Step 2 – Select a Financial Agent

A financial agent is an individual who has formally been given the authority to act as the Principal’s attorney-in-fact when making financial decisions. This agent may be able to act in this capacity if the Principal is unable to be present to execute financial documents or if they are mentally incapable of making such decisions themselves.

Durable Power of Attorney – Gives a person the Power of Attorney to execute legal instruments and make financial decisions on behalf of the Principal.

  • Signing Requirements (§ 633B.105) – Must be signed by the Principal or signed by another individual (cannot be the Agent) who has been directed to do so by the Principal in the Principal’s conscious presence and acknowledged by a Notary Public.

Financial Powers Allowed:

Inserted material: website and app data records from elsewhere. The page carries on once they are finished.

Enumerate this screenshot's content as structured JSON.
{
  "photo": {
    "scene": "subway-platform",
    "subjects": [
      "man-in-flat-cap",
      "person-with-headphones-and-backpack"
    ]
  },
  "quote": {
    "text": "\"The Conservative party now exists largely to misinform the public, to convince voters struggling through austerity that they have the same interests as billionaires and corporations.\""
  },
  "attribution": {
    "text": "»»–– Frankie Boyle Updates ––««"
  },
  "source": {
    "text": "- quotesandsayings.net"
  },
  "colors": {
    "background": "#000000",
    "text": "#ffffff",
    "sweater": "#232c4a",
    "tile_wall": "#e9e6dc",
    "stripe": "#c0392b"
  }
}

  • Real Property;
  • Tangible Personal Property;
  • Stocks and Bonds;
  • Commodities and Options;
  • Banks and Other Financial Institutions;
  • Operation of Entity or Business;
  • Insurance and Annuities;
  • Estates, Trusts, and Other Beneficial Interests;
  • Claims and Litigation;
  • Personal and Family Maintenance;
  • Benefits from Governmental Programs or Civil or Military Service;
  • Retirement Plans;
  • Taxes;
  • Amend, revoke, or terminate a revocable inter vivos trust, if authorized by the trust;
  • Agree to the amendment or termination of any other inter vivos trust;
  • Make a gift to an individual who is not an agent, subject to the limitations of the Iowa Uniform Power of Attorney Act, Iowa Code section 633B.217, and any special instructions in this power of attorney.

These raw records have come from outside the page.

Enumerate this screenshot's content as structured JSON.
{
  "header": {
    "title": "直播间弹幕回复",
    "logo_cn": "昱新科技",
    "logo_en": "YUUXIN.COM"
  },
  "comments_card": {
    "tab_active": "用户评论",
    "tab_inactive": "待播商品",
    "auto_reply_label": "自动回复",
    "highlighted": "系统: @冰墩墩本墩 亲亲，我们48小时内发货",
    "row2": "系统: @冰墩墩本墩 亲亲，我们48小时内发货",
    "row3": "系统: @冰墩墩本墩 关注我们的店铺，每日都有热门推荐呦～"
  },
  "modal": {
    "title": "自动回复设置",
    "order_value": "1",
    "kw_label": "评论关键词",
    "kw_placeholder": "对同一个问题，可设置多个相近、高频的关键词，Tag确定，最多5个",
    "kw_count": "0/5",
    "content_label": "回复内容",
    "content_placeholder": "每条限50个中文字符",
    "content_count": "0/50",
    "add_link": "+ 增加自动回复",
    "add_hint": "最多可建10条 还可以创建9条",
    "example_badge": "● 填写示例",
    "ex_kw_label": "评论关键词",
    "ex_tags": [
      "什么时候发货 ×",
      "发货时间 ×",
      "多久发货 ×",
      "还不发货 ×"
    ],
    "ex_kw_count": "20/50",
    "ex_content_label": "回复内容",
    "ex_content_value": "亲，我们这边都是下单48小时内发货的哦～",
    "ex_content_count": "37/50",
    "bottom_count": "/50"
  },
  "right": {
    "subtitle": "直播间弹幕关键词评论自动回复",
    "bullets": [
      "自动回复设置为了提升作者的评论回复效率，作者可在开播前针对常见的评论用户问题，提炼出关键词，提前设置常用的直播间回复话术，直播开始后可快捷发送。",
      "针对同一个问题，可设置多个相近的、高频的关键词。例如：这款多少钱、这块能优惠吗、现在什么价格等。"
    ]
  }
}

Step 3 – Make a List of All Estate Items

Making a complete Current Assets List is the first step of preparing the administration of an individual’s estate. They should include all of their financial holdings, bank accounts, personal property, businesses, and real estate on the list. Creating a comprehensive list will make it easier to decide how to divide their property amongst their Beneficiaries.

Step 4 – Designate Beneficiaries

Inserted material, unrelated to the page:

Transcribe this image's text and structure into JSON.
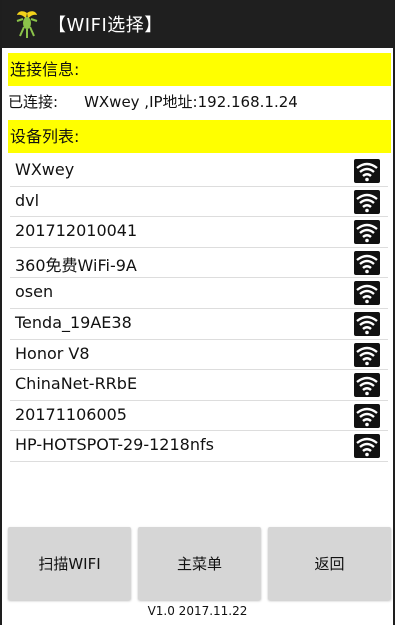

Now that the individual has completed their Current Assets List, they will need to decide who their Beneficiaries will be and how their property will be distributed between the Beneficiaries. When making these decisions, it will be pertinent for the individual to contact their Beneficiaries to inform them that they will be named in the individual’s Will or Trust.

Step 5 – Decide How to Transfer the Estate

Once the Principal has decided how their estate will be divided and who their Beneficiaries are, they must execute a legal instrument that subscribes to State law regarding the administration of residents’ estates. The two (2) options that are most commonly employed for this purpose are the Last Will and Testament, and the Revocable Living Trust.

A Last Will and Testament (‘Will’), which provides instructions on how the principal wants their estate to be divided. When the Principal dies, the Will must go through probate court to be “proved” before their estate can be divided amongst the Beneficiaries.

Signing Requirements (§ 633.279) – Required to be signed by the Principal with at least two (2) Witnesses (who must also sign).

A Revocable Living Trust is different from a Will in two (2) notable ways. Firstly, the property is placed into a Trust during the Principal’s lifetime. Secondly, all the property placed within the Trust will be distributed without going through probate, thus making this a more convenient option for the Beneficiaries.

Signing Requirements (No statutes) – Should be signed by all parties in the presence of a Notary Public.

Step 6 – Keep the Documents Safe

To ensure that all of the Principal’s instructions and wishes are carried out, it is essential that both originals and copies of the various legal instruments be stored in a safe and secure location. If an instrument cannot be proved in court, the Principal’s estate may not be divided according to their instructions. Ideally, all of the Principal’s Agents, Attorneys, Attorney-in-Facts, Trustees, and Representatives named within the instruments should be given copies (or the original versions) of the documents for safekeeping.

Iowa Estate Planning Laws

Advance Health Care Directive – § 144B.2
Durable Power of Attorney – § 633B-301
Last Will and Testament – § 633.279
Living Trust (Revocable) – § 633a.2101